    Mike Smith, a partner of Tele-Home LLC and the Web site,, said there is demand to expand the program.

    “We put a lot of time and money into this and we said we are going to go ahead with or without the city’s money,” Mr. Smith said.

    Toledo Councilman Tom Waniewski, the district representative from West Toledo, unveiled the text alert program in September, 2012, as a pilot program for the Old Orchard neighborhood. Last month he urged council to expand it.

    A majority of council agreed to spend $50,000 but when Mr. Waniewski abstained from that vote it prompted many to question why. Mr. Waniewski later said he owns 1 percent of Tele-Home, the company he named in the council legislation he wrote for approval. Mayor Mike Bell then vetoed the legislation. Last week, council reviewed new legislation allowing the Bell administration to take bids from any company that wants to administer the program.

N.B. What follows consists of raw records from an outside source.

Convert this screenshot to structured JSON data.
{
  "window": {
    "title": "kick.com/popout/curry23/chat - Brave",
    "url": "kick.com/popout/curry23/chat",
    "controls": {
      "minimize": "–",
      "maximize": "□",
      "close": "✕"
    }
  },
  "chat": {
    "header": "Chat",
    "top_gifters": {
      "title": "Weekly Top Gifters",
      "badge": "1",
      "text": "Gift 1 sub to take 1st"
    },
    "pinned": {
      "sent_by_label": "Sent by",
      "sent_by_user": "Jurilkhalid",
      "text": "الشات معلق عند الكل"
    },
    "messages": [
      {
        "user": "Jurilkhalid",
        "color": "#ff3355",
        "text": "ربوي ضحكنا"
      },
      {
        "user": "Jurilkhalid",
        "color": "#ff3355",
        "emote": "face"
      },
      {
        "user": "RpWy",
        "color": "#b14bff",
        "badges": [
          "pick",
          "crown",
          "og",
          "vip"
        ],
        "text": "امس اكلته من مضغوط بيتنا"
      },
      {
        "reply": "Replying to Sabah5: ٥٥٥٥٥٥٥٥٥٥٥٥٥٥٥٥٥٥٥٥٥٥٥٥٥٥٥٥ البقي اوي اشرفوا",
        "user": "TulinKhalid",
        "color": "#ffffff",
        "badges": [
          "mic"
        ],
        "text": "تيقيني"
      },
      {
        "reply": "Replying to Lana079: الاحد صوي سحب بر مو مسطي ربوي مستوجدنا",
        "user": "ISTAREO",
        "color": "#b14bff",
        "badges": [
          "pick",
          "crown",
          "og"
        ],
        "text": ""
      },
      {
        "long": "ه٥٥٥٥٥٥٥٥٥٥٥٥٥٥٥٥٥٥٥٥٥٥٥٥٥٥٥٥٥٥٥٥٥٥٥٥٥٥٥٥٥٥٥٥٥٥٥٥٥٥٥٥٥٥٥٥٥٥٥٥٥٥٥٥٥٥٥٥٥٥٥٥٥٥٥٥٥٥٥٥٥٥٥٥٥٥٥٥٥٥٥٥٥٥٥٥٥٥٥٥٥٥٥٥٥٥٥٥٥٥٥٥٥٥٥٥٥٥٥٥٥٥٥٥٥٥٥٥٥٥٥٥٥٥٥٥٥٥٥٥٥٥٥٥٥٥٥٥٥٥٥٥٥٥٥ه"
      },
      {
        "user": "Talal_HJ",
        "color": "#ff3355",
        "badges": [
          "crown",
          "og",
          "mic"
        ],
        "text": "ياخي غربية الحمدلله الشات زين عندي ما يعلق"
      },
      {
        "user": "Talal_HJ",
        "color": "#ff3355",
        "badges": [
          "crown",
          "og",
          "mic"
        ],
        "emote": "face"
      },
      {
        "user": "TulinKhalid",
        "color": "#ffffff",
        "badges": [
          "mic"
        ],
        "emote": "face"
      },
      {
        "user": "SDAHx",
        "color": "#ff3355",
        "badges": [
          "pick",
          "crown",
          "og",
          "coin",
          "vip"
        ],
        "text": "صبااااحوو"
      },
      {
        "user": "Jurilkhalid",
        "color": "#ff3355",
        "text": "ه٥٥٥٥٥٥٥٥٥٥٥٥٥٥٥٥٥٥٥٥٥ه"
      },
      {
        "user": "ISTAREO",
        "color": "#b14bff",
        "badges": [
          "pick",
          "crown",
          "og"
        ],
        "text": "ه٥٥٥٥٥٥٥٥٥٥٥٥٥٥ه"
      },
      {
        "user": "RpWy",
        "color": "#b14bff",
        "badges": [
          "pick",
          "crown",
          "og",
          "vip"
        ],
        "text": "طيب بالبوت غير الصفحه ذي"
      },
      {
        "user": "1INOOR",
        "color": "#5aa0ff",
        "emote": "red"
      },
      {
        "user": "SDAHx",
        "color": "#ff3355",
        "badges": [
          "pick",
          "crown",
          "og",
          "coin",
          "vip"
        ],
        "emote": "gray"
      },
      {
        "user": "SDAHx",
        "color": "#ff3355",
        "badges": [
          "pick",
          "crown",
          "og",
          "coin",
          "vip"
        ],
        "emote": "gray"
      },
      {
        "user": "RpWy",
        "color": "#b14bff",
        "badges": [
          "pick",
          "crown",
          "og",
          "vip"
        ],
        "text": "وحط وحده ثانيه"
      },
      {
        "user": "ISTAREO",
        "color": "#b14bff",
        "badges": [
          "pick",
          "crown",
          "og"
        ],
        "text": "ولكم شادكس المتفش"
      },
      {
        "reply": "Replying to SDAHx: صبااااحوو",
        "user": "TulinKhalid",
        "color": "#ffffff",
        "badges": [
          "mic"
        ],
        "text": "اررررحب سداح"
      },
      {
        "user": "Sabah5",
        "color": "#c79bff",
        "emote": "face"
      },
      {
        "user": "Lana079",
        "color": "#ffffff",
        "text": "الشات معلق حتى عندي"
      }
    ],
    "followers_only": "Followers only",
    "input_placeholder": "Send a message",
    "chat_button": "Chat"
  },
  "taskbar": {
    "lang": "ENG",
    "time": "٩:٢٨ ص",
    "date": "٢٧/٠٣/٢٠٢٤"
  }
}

    Mr. Waniewski could not be reached for comment Monday. He sent an email Sunday night to council and those on his newsletter list announcing that the program is available citywide.

    Mr. Smith confirmed that it is available citywide.

    “We have ways in which we can generate some funds and we will announce that when we are ready,” he said. “When the $50,000 fell through, since we have so much interest, we decided we are still going to launch citywide and take it beyond the city.”

    Mr. Smith said the rest of Lucas County is next and other “major cities” have contacted the company with interest. He declined to identify the other cities.

    People can sign up at to get information sent to their cell phones regarding neighborhood police activity, much like a physical Block Watch would provide. The pilot program cost the city $500 for the Northwest Ohio Regional Information System to develop programming.

    The program takes coded information that dispatchers put into the police communications system, filters it for location and content, and sends it out to individual phones.

    Only crimes such as burglaries, break-ins, and shootings prompt an alert.

    Mr. Waniewski last year said a tech-savvy friend and former business partner, Dave Bonitati, helped develop the program.

    Deputy Mayor Steve Herwat said he was surprised to read Mr. Waniewski’s email Sunday night since he had the apparent conflict of interest that prompted Mr. Bell’s veto.

    Contact Ignazio Messina at: or 419-724-6171 or on Twitter @IgnazioMessina.